If You Can Drive and Take Snapshots – Here’s How to Earn $200 a Day as a Field Inspector

Drive By Inspection

Driving around can be fun and relaxing. Taking quick, simple pictures can be fun too. These are things a lot of us do fairly often. If only there was a way you could get paid to do both. Something that didn’t involve crazy long hours or frequent trips to the gas station or having to purchase an expensive digital camera. Well actually, there is a way to do both and make good money. How? By becoming an independent field inspector.

Independent field inspectors are people who are hired on a per-project basis by major corporations to complete inspections, assessments, evaluations and surveys. Frequent inspections can include homes, corporate buildings, construction sites, and more. You’d be surprised just how many inspection opportunities there could be in your own neighborhood. You won’t have to drive long distances to find work.

So what kinds of opportunities might be near you? Take a bank for instance. A bank will often need current information on a property that was given a loan. Or how about a collateral inspection, which involves visiting a construction site and noting the conditions of a backhoe, bulldozer, or other piece of equipment. And chances are there are several homes near you. Those need inspections too. Property inspectors frequently visit homes and record the conditions.

The work involved in these inspections is quite simple. It usually involves filling out some basic forms and snapping a couple photos. You probably fill out forms all the time: doctor visits, ordering from a catalog, paying bills, and more. And maybe you take pictures often too: birthdays, parties, your kids and pets. And best of all, in most cases a college degree or formal training isn’t necessary. You most likely won’t need to take out a loan or borrow money to get started either.

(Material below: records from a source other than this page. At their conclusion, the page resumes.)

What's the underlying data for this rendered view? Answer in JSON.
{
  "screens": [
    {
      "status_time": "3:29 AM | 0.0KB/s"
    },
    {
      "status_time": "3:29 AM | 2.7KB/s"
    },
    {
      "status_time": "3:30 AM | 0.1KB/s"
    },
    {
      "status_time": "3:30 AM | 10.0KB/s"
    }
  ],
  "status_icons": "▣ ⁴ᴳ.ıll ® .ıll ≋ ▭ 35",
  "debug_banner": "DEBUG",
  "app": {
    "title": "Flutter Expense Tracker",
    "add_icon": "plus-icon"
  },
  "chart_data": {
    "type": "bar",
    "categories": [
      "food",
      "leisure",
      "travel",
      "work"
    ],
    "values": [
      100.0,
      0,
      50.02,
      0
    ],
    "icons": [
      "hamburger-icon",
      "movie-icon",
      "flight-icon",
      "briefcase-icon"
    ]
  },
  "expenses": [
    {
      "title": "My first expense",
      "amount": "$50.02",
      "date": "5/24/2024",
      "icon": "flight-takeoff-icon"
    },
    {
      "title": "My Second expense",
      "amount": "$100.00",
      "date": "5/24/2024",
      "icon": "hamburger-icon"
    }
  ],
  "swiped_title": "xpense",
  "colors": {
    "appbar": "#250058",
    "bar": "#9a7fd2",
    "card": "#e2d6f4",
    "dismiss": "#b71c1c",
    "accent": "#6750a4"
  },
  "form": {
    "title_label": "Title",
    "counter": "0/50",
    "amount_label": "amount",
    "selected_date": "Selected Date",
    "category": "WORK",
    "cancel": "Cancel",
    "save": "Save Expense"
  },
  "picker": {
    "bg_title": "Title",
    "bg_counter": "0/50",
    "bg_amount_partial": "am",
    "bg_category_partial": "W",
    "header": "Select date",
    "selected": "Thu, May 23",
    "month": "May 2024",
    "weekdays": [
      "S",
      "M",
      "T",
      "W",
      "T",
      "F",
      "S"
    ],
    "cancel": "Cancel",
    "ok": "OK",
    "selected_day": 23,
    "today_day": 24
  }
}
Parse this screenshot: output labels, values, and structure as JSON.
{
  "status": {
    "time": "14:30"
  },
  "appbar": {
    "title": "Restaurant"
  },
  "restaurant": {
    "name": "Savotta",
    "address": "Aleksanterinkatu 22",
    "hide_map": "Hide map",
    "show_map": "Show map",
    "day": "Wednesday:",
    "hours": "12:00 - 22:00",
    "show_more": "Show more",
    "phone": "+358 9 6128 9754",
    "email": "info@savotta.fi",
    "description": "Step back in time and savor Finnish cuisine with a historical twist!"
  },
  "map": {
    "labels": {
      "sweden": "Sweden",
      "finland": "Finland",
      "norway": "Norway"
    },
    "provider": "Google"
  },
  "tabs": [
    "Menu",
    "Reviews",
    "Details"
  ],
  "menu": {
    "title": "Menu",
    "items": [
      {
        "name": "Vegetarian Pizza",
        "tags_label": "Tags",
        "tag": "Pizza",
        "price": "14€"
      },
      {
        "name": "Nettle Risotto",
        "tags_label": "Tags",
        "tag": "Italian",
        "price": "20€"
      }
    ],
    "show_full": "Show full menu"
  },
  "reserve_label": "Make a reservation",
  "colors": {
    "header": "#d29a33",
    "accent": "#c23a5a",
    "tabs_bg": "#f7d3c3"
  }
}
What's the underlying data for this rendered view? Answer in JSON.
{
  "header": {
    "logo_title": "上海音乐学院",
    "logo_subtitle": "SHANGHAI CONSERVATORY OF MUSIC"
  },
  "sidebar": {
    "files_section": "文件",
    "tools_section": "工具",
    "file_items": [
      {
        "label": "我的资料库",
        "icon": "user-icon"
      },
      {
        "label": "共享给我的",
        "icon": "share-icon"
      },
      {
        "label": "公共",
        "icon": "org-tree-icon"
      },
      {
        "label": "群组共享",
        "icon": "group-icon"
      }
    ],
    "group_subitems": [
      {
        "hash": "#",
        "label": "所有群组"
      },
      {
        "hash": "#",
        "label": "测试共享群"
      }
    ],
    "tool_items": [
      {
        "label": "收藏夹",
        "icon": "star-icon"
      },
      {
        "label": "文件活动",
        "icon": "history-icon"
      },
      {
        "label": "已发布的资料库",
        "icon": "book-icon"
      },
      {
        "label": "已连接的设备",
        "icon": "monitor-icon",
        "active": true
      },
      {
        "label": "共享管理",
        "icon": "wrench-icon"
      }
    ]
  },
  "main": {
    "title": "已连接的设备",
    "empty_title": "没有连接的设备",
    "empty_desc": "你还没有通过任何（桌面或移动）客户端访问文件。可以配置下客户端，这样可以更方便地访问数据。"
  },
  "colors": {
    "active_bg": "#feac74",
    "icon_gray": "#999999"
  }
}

There are so many types of inspections that you have a good chance of continual work. Commercial inspections (business properties, restaurants, etc…) generally take about thirty minutes and the pay ranges from $50 to $300 per report. You could make up to $300 in thirty minutes. Construction progress reports are often completed in ten to twenty minutes and pay $25 to $40 each. Insurance inspections take place when a new policy is being written (checking for things such as cracks in the sidewalk or other hazards) and then after a claim is filed (for example, after a flood or fire). Reports for a new policy often take thirty minutes and pay $25 to $60, while reports after a claim is filed can pay between $20 and $80 and be completed in just a few minutes.

Being a reliable field inspector can lead to a lot of work and easy money. Meet deadlines, only take the jobs you can complete well and in a timely manner, and you’re on your way. To learn more about becoming an independent field inspector, read Drive By Profits, which includes a list of the 60 largest companies in the U.S. that hire local inspectors.